Records shown |
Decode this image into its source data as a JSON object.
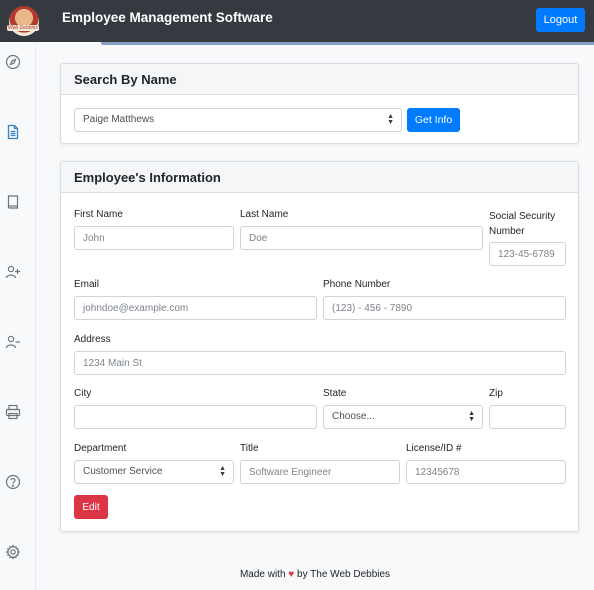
{
  "header": {
    "logo_text": "Web Debbies",
    "title": "Employee Management Software",
    "logout_label": "Logout"
  },
  "sidebar": {
    "icons": [
      "compass-icon",
      "document-icon",
      "book-icon",
      "user-plus-icon",
      "user-minus-icon",
      "printer-icon",
      "help-icon",
      "settings-icon"
    ]
  },
  "search": {
    "title": "Search By Name",
    "selected_name": "Paige Matthews",
    "button_label": "Get Info"
  },
  "employee": {
    "title": "Employee's Information",
    "first_name": {
      "label": "First Name",
      "placeholder": "John"
    },
    "last_name": {
      "label": "Last Name",
      "placeholder": "Doe"
    },
    "ssn": {
      "label": "Social Security Number",
      "placeholder": "123-45-6789"
    },
    "email": {
      "label": "Email",
      "placeholder": "johndoe@example.com"
    },
    "phone": {
      "label": "Phone Number",
      "placeholder": "(123) - 456 - 7890"
    },
    "address": {
      "label": "Address",
      "placeholder": "1234 Main St"
    },
    "city": {
      "label": "City",
      "value": ""
    },
    "state": {
      "label": "State",
      "value": "Choose..."
    },
    "zip": {
      "label": "Zip",
      "value": ""
    },
    "department": {
      "label": "Department",
      "value": "Customer Service"
    },
    "job_title": {
      "label": "Title",
      "placeholder": "Software Engineer"
    },
    "license": {
      "label": "License/ID #",
      "placeholder": "12345678"
    },
    "edit_label": "Edit"
  },
  "footer": {
    "prefix": "Made with",
    "heart": "♥",
    "suffix": "by The Web Debbies"
  }
}
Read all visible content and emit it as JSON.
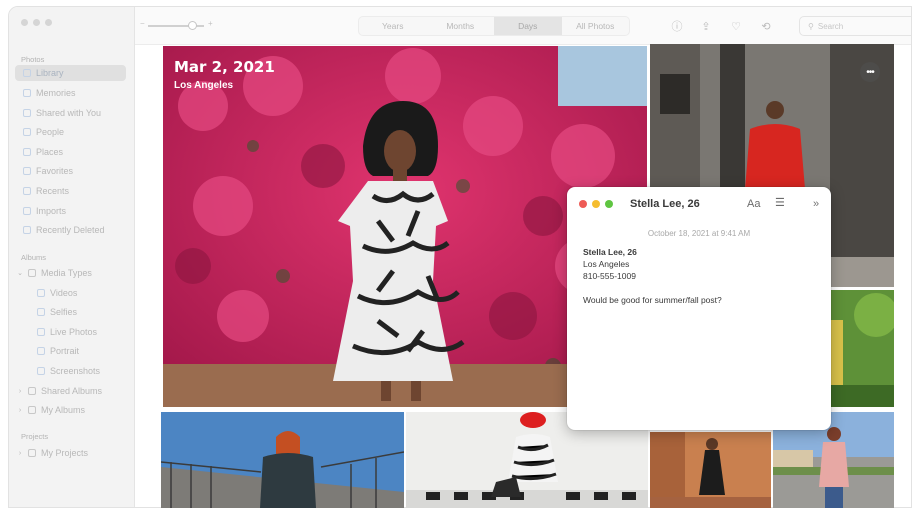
{
  "sidebar": {
    "photos_header": "Photos",
    "library": "Library",
    "memories": "Memories",
    "shared_with_you": "Shared with You",
    "people": "People",
    "places": "Places",
    "favorites": "Favorites",
    "recents": "Recents",
    "imports": "Imports",
    "recently_deleted": "Recently Deleted",
    "albums_header": "Albums",
    "media_types": "Media Types",
    "videos": "Videos",
    "selfies": "Selfies",
    "live_photos": "Live Photos",
    "portrait": "Portrait",
    "screenshots": "Screenshots",
    "shared_albums": "Shared Albums",
    "my_albums": "My Albums",
    "projects_header": "Projects",
    "my_projects": "My Projects"
  },
  "toolbar": {
    "tabs": [
      "Years",
      "Months",
      "Days",
      "All Photos"
    ],
    "active_tab": "Days",
    "search_placeholder": "Search",
    "zoom_min": "−",
    "zoom_max": "+",
    "icons": [
      "info-icon",
      "share-icon",
      "heart-icon",
      "rotate-icon"
    ]
  },
  "photo": {
    "date": "Mar 2, 2021",
    "location": "Los Angeles",
    "more": "•••"
  },
  "note": {
    "title": "Stella Lee, 26",
    "format_label": "Aa",
    "more_label": "»",
    "timestamp": "October 18, 2021 at 9:41 AM",
    "heading": "Stella Lee, 26",
    "line1": "Los Angeles",
    "line2": "810-555-1009",
    "comment": "Would be good for summer/fall post?"
  },
  "colors": {
    "close": "#ee5b56",
    "minimize": "#f5bd30",
    "zoom": "#5fc541",
    "bougainvillea": "#d4245e"
  }
}
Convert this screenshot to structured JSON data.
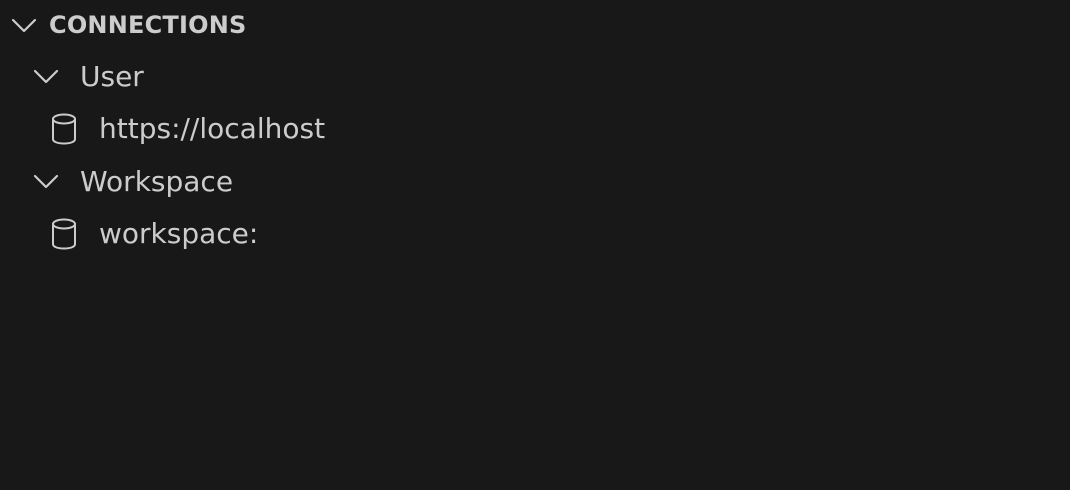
{
  "section": {
    "title": "CONNECTIONS"
  },
  "groups": [
    {
      "label": "User",
      "items": [
        {
          "label": "https://localhost",
          "icon": "database-icon"
        }
      ]
    },
    {
      "label": "Workspace",
      "items": [
        {
          "label": "workspace:",
          "icon": "database-icon"
        }
      ]
    }
  ],
  "icons": {
    "section_chevron": "chevron-down-icon",
    "group_chevron": "chevron-down-icon"
  },
  "colors": {
    "background": "#181818",
    "foreground": "#cccccc"
  }
}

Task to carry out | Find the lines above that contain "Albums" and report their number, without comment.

Result of this exercise | 3